## Task objective
What lines of the data hold the string "gmail"? Pull each one out.

::: Records for the exercise :::

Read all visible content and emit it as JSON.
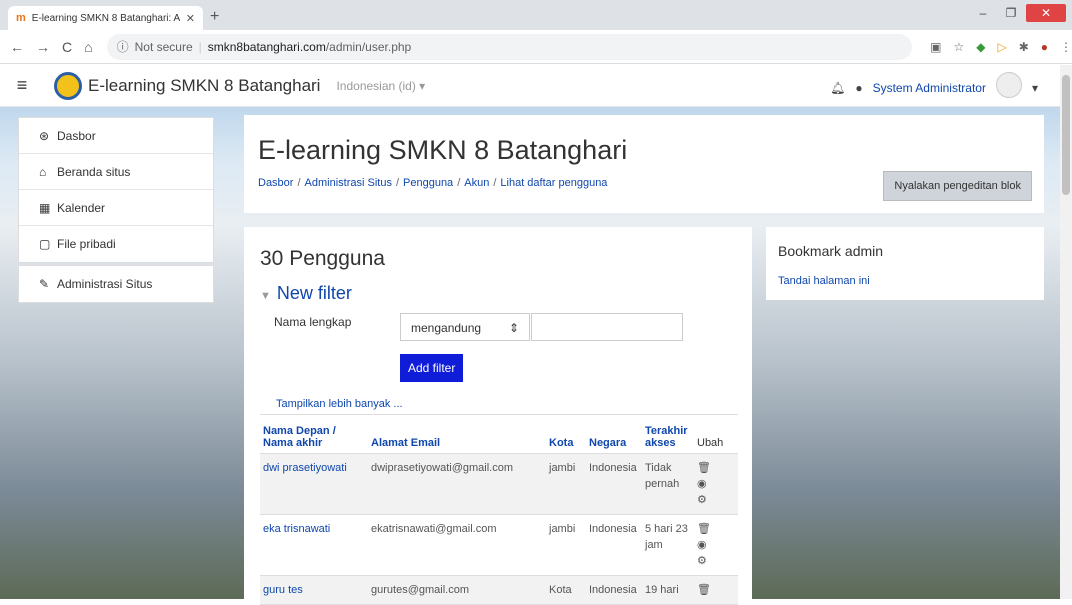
{
  "browser": {
    "tab_title": "E-learning SMKN 8 Batanghari: A",
    "security": "Not secure",
    "url_host": "smkn8batanghari.com",
    "url_path": "/admin/user.php"
  },
  "navbar": {
    "site_name": "E-learning SMKN 8 Batanghari",
    "language": "Indonesian (id) ▾",
    "user_name": "System Administrator"
  },
  "sidebar": {
    "items": [
      {
        "label": "Dasbor",
        "icon": "dashboard-icon"
      },
      {
        "label": "Beranda situs",
        "icon": "home-icon"
      },
      {
        "label": "Kalender",
        "icon": "calendar-icon"
      },
      {
        "label": "File pribadi",
        "icon": "file-icon"
      }
    ],
    "admin": {
      "label": "Administrasi Situs",
      "icon": "wrench-icon"
    }
  },
  "header": {
    "title": "E-learning SMKN 8 Batanghari",
    "breadcrumb": [
      "Dasbor",
      "Administrasi Situs",
      "Pengguna",
      "Akun",
      "Lihat daftar pengguna"
    ],
    "edit_button": "Nyalakan pengeditan blok"
  },
  "main": {
    "count_title": "30 Pengguna",
    "filter_title": "New filter",
    "filter_label": "Nama lengkap",
    "filter_operator": "mengandung",
    "add_filter": "Add filter",
    "show_more": "Tampilkan lebih banyak ...",
    "table": {
      "headers": {
        "name": "Nama Depan / Nama akhir",
        "email": "Alamat Email",
        "city": "Kota",
        "country": "Negara",
        "last": "Terakhir akses",
        "edit": "Ubah"
      },
      "rows": [
        {
          "name": "dwi prasetiyowati",
          "email": "dwiprasetiyowati@gmail.com",
          "city": "jambi",
          "country": "Indonesia",
          "last": "Tidak pernah"
        },
        {
          "name": "eka trisnawati",
          "email": "ekatrisnawati@gmail.com",
          "city": "jambi",
          "country": "Indonesia",
          "last": "5 hari 23 jam"
        },
        {
          "name": "guru tes",
          "email": "gurutes@gmail.com",
          "city": "Kota",
          "country": "Indonesia",
          "last": "19 hari"
        }
      ]
    }
  },
  "bookmarks": {
    "title": "Bookmark admin",
    "link": "Tandai halaman ini"
  }
}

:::

## Response box
          "email": "dwiprasetiyowati@gmail.com",
          "email": "ekatrisnawati@gmail.com",
          "email": "gurutes@gmail.com",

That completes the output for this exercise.